Good Reading : November 2006
reader’s life BUMPER COMBINED DECEMBER-JANUARY ISSUE! Gore Vidal on the long-awaited sequel to Palimpsest Paullina Simons on her new novel Say ‘Hello Darling!’ to the irrepressible Jeannie Little Pop-up books are popping up all over! Meet Selby’s creator Duncan Ball and Greater Glider’s Jill Morris ORDER YOUR COPY NOW! NEXT ISSUE on sale 1 December Our featured reader this month lives on a remote cattle property in outback Queensland. KAREN EMMOTT tells us a bit about what that means on a daily basis. Ilive on a cattle property two hours’ drive southwest of Longreach with my husband and two children. Our landscape is an arid mix of ghost gums and red sandy ridges, spinifex, open plains and channel country. Although our seasons are usually very dry, when it does rain and the river and chan - nels are in full flood we can have 40,000 acres under water and be isolated for up to three months at a time. Because of our geographical isolation, our children have been students of school of the air, which involves me as a home tutor teaching the schoolwork through correspondence papers. This is a very iconic Australian education, but is now coupled with the moder n technology of telephone lessons, instead of HF radio, and the use of internet data conferencing and webcams. Our children must go away to boarding school for their secondary education, which is always hard on a family, though I am beginning to think the parents may find it harder than the students themselves! Our isolation proves to be a bit more of a challenge to keen bookwor ms out here, but ingenuity prevails! For some years, with the support of Victorian CAE, we ran a book group which discussed our monthly books ‘on air’, that is using the HF radio out of school hours to discuss our books. We managed to involve mums, governesses, grandmas and even a couple of dads, and found some real literary treasures.
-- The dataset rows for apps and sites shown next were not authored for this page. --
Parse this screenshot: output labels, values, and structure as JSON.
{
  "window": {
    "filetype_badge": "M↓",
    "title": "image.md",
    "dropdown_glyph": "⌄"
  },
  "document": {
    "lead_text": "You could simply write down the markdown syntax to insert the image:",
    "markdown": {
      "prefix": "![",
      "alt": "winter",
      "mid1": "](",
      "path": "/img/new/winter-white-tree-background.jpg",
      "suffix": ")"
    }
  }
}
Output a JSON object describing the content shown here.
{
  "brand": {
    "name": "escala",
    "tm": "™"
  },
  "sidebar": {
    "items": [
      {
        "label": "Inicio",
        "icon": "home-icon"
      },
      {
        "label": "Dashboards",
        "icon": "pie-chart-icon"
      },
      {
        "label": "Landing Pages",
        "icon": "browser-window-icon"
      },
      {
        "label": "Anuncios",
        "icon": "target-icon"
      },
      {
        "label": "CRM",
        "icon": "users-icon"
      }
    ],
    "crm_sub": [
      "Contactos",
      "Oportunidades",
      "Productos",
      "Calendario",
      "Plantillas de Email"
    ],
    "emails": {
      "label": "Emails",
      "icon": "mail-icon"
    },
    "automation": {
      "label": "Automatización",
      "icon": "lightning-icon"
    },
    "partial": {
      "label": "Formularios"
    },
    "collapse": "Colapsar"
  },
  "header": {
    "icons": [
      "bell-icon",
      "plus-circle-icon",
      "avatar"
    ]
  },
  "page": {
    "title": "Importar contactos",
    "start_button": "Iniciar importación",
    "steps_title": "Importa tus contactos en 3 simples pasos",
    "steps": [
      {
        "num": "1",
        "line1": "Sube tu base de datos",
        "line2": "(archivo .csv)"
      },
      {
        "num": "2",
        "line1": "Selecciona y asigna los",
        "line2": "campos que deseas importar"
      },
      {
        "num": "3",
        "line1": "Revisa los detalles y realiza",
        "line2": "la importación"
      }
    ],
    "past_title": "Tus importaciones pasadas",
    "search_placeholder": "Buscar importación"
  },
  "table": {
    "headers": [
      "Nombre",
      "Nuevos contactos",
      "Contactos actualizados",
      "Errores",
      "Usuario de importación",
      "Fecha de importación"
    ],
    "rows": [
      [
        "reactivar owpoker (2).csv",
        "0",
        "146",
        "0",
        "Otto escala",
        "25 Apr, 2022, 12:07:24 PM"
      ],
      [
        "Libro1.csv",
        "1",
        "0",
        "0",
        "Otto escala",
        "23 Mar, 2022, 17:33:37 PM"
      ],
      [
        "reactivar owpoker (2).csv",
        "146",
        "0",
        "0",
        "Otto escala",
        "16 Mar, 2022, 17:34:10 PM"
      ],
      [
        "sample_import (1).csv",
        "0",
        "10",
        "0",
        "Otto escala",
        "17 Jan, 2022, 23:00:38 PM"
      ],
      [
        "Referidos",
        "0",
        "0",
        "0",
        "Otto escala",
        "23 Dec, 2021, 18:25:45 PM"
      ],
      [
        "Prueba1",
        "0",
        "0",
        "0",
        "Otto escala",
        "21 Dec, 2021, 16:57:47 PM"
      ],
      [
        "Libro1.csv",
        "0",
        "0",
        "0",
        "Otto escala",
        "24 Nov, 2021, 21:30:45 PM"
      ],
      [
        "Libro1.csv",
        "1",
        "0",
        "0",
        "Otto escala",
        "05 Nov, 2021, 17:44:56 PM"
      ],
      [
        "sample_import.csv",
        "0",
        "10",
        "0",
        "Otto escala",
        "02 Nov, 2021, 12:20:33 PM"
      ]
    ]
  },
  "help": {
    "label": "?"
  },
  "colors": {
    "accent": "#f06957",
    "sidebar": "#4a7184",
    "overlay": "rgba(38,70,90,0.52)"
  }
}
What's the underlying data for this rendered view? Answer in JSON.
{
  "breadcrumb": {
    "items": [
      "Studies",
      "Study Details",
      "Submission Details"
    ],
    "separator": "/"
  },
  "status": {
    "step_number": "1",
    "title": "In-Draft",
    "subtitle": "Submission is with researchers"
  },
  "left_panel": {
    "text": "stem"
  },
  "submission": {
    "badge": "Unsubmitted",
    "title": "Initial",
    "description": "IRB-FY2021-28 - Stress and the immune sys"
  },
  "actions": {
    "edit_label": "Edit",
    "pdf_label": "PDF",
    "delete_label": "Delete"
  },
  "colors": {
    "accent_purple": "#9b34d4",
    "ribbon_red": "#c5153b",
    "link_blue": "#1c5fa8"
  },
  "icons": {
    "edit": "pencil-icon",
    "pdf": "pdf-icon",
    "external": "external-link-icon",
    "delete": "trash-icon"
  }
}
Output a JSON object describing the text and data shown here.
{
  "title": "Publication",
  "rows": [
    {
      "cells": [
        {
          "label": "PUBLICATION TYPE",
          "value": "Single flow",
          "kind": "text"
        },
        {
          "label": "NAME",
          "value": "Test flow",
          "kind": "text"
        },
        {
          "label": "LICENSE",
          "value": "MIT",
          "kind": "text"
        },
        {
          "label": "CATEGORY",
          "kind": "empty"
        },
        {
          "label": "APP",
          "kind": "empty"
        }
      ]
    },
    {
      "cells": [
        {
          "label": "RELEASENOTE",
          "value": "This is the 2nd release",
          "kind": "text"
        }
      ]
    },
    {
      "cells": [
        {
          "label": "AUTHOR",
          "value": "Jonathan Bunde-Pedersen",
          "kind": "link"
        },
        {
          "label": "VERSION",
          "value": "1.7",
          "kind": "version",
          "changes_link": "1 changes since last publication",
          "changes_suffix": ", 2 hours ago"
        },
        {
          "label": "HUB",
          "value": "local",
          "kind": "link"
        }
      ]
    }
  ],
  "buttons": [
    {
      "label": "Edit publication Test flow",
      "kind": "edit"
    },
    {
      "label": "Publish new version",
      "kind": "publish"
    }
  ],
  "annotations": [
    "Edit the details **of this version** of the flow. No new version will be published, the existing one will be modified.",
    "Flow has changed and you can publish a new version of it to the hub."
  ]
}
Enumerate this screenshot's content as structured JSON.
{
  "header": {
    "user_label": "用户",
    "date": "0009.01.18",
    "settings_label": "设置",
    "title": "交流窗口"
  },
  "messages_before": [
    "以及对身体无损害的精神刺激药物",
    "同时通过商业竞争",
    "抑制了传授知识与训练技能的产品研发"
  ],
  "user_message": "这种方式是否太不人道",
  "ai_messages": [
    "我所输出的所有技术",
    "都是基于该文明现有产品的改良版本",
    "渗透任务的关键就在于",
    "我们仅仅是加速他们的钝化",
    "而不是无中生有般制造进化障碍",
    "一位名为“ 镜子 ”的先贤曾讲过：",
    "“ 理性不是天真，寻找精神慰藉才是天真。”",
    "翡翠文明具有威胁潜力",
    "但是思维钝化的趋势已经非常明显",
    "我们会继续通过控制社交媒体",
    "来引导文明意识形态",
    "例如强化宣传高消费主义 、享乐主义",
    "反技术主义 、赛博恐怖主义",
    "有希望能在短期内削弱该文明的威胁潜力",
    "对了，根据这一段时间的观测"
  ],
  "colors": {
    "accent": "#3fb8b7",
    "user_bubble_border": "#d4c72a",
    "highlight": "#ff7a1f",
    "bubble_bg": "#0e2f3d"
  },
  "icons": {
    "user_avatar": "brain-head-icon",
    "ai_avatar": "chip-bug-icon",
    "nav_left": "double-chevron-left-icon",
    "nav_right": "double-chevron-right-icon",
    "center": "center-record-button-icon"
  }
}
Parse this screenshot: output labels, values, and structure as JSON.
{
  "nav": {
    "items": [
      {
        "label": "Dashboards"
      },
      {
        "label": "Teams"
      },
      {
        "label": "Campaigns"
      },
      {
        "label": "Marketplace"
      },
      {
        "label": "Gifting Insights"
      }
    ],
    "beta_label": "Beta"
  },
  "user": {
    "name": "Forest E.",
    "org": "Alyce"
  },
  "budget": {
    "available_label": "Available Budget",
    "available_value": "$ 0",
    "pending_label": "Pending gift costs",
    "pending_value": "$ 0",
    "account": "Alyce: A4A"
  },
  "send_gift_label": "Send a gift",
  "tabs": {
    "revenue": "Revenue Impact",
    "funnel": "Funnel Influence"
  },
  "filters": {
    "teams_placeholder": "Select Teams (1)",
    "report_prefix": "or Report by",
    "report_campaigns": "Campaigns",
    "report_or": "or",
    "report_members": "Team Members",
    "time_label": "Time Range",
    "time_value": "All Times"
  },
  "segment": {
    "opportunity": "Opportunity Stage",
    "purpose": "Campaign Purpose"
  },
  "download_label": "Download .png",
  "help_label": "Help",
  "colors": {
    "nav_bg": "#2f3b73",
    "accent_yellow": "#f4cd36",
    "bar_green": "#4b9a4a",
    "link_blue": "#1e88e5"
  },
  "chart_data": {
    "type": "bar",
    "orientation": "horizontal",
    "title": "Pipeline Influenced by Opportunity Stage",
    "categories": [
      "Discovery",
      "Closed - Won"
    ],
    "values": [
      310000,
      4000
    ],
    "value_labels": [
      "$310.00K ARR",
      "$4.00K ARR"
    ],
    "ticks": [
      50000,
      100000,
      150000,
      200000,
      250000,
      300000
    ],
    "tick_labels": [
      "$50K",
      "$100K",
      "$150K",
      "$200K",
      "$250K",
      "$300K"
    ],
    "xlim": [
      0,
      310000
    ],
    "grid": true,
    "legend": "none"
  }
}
Being involved in this group also gave us access to books and authors we may not have discovered otherwise. We now attempt a face-to-face book group, and try to tie in our discussions with other events such as Flying Doctor days or rodeo meetings, so people are not travelling a hundred kilometres just for book group meetings. Many of our emails and phone calls involve a chat about what we have been reading and how it is going. Rural social events often culminate with a swap of books at the back of the vehicle – sometimes a novel may pass through many hands and thousands of kilometres before it eventually retur ns to you. And isn’t that what reading is all about: the sharing of ideas, no matter where you live? If you would like to be featured in this series, email no more than 400 words about yourself along the lines above plus a photograph of you showing where you live or an aspect of your life to: firstname.lastname@example.org Karen Emmott with husband Angus, son Fergus and daughter Amelia. Photo credit: Anne Goodman Amelia and Fergus in front of the flooded road to town. The Emmotts were cut off for three months; Karen remembers one of the children asking plaintively why the family was running out of everything except schoolwork.
December / January 2007